UPDATE: Exchange board chairman J.R Damron said Monday that New Mexico will focus on having a state-run insurance exchange ready for small businesses this fall and will use a federally operated exchange to offer insurance coverage to individuals for the next year.
He said a "hybrid" approach to the exchange was necessary because the state didn't have enough time to implement its own computer system to serve individuals by a looming federal deadline.
New Mexicans will be able to purchase insurance through a portal that combines state and federal access to plans in a hybrid healthcare insurance exchange.
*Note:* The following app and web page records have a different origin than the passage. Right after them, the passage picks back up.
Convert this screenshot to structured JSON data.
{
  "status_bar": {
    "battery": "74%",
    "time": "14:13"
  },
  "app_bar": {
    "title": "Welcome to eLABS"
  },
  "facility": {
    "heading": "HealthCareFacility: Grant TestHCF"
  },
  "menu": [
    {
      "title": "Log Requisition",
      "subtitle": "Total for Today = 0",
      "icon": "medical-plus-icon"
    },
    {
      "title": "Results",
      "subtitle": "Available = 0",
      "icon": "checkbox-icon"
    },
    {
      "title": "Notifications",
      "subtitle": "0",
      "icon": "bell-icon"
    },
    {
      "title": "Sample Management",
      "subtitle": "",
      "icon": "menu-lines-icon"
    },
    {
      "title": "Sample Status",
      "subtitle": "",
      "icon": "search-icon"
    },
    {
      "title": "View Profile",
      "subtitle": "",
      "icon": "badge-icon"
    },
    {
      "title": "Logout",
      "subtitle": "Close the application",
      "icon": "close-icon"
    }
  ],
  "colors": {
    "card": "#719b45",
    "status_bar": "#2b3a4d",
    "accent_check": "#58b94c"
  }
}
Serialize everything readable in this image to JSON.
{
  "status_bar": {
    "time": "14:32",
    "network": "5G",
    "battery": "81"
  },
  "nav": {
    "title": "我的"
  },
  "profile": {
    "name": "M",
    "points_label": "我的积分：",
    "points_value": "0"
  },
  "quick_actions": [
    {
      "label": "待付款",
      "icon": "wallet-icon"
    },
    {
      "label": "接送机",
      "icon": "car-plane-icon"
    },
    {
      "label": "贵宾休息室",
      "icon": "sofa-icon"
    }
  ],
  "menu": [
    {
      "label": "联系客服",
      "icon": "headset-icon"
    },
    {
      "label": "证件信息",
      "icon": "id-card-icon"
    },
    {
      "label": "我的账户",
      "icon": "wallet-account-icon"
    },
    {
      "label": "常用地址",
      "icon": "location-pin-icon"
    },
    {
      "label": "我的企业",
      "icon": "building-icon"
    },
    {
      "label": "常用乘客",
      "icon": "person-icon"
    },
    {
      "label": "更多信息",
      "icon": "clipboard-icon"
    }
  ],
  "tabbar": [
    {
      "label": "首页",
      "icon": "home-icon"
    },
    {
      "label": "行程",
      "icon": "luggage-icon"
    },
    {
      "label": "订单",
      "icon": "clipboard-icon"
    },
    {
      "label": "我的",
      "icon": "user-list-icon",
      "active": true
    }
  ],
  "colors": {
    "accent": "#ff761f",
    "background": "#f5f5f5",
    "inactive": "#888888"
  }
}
Members of the exchange board took steps to get the program up and running by this fall.
The 13-member board chose a hybrid approach to set up the health insurance exchange by the October deadline five months from now, and awarded a nearly $40-million dollar contract to the IT company GetInsured. The company will build the website customers will use to select their plans on the exchange. The state also has a $6-million grant from the federal government to conduct public outreach.
Barbara Webber, head of Health Action New Mexico, says this effort is paramount. “And what I’d like to urge you to consider is that consumers can be partners in all of this; even the consumers who are out in remote communities. If we engage them as part of this process," Webber added, "that they can be a force for managing all the different glitches and transitions and come up with some very important information that will make this a stronger process.”
The Health Insurance Exchange board also named Mike Nunez as chief executive officer – Nunez previously served as director of the Health Insurance Alliance – an organization established 14 years ago to provide small businesses with insurance plans. Although several of the Insurance Exchange board members are insurance providers, the board is required to follow strong conflict of interest policies.